A diverse partnership of over 25 representative organisations of people with disability, disability advocacy organisations, disability services and disability peak bodies have come together to call on Federal Senators to block the Mobility Allowance Bill that is currently before the Senate.

Read the full statement: Word (1.2MB) or PDF (585kB)

Read the media release.

If passed, this Bill will:

  • Reduce transport support for people with disability;
  • Increase social isolation and reduce the ability for people with disability to contribute to the community;
  • Create further barriers to economic participation for people with disability, at a time when there are increasing obligations upon them to find and keep work;
  • Exacerbate the already considerable costs involved for people with disability entering or re-entering the workforce. These additional costs can outweigh the economic benefits of having a job, and be a disincentive to looking for work.

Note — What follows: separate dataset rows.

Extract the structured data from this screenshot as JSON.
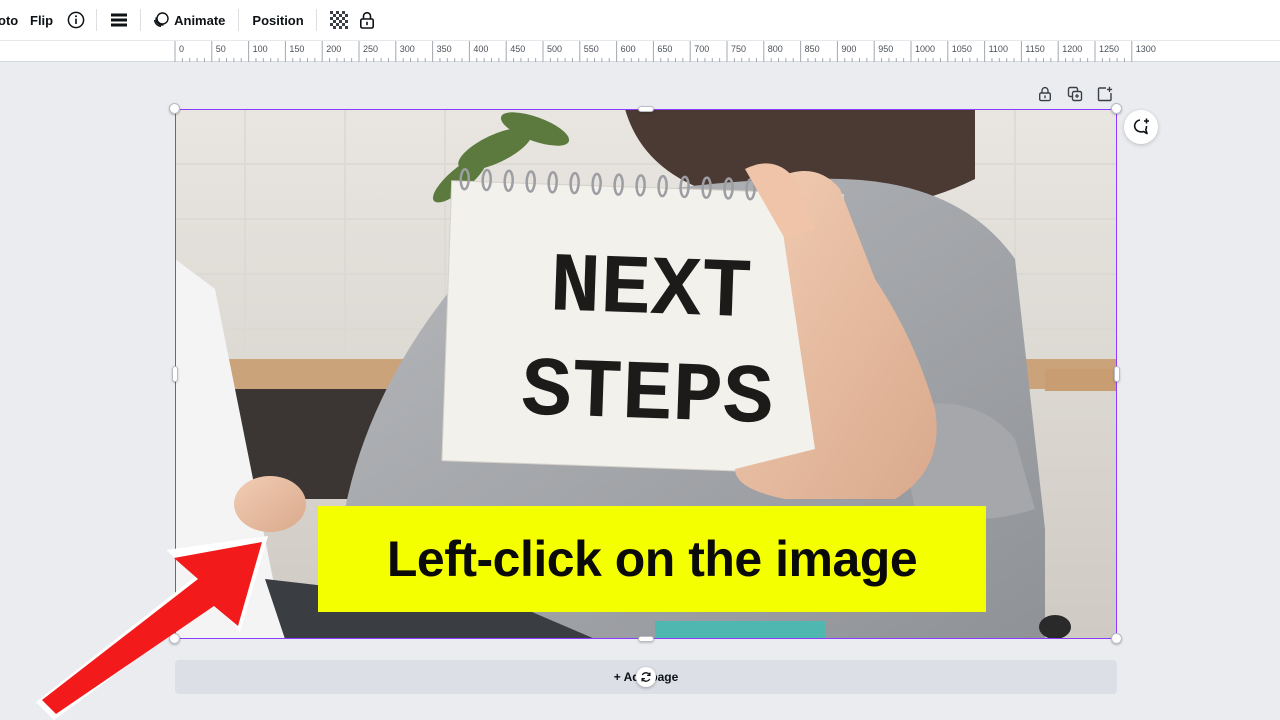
{
  "toolbar": {
    "photo_label": "oto",
    "flip_label": "Flip",
    "info_icon": "info-icon",
    "spacing_icon": "line-spacing-icon",
    "animate_label": "Animate",
    "animate_icon": "animate-icon",
    "position_label": "Position",
    "transparency_icon": "transparency-icon",
    "lock_icon": "lock-icon"
  },
  "ruler": {
    "ticks": [
      "0",
      "50",
      "100",
      "150",
      "200",
      "250",
      "300",
      "350",
      "400",
      "450",
      "500",
      "550",
      "600",
      "650",
      "700",
      "750",
      "800",
      "850",
      "900",
      "950",
      "1000",
      "1050",
      "1100",
      "1150",
      "1200",
      "1250",
      "1300"
    ]
  },
  "page_actions": [
    "lock-icon",
    "duplicate-page-icon",
    "add-page-icon"
  ],
  "image": {
    "notepad_line1": "NEXT",
    "notepad_line2": "STEPS"
  },
  "callout": {
    "text": "Left-click on the image",
    "color": "#f4ff00"
  },
  "add_page": {
    "label": "+ Add page"
  },
  "colors": {
    "selection": "#8b3dff",
    "arrow": "#f21a1a"
  }
}
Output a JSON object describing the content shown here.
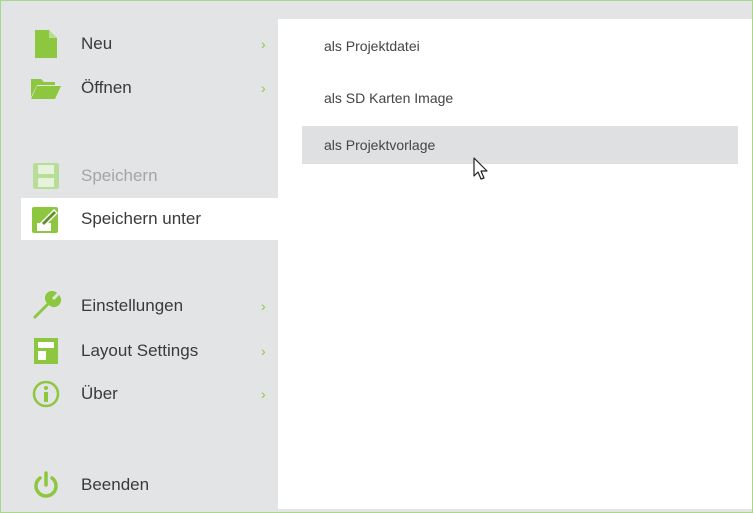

The Social Services Legislation Amendment (Transition Mobility Allowance to the National Disability Insurance Scheme) Bill 2016 will restrict access to essential transport funding to only those eligible for the National Disability Insurance Scheme (NDIS). There are approximately two million people with disability of working age, but only 460,000 will be transiting to the NDIS, This means that this Bill will impact many thousands of people with disability who will not have access to the NDIS, including people over the age of 65. The Bill has been to the Senate Community Affairs Committee, where people with disability gave extensive evidence about the problems with the legislation, which was ignored by the Government

The groups supporting the statement are:

  • Australian Blindness Forum
  • Blind Citizens Australia
  • Capricorn Citizen Advocacy
  • Children and Youth with Disability Australia
  • Council for Intellectual Disability NSW
  • Disability Advocacy Network Australia
  • Disabled People’s Organisations Australia
  • First Peoples Disability Network of Australia
  • Guide Dogs Australia
  • Guide Dogs Victoria
  • Independent Advocacy Townsville
  • Macular Disease Foundation Australia
  • Melbourne East Disability Advocacy
  • National Ethnic Disability Alliance
  • National Social Security Rights Network
  • NSW Council of Social Service
  • ParaQuad NSW
  • Physical Disability Council of NSW
  • People with Disability Australia
  • People with Disabilities Western Australia
  • Queensland Advocacy Inc.
  • Retina Australia
  • Royal Australian and New Zealand College of Ophthalmologists
  • Spinal Cord Injuries Australia
  • The Royal Society for the Blind
  • Visability
  • Vision Australia
  • Vision 2020 Australia
  • Women with Disabilities Australia

Read the full statement: Word (1.2MB) or PDF (585kB).

Read the media release.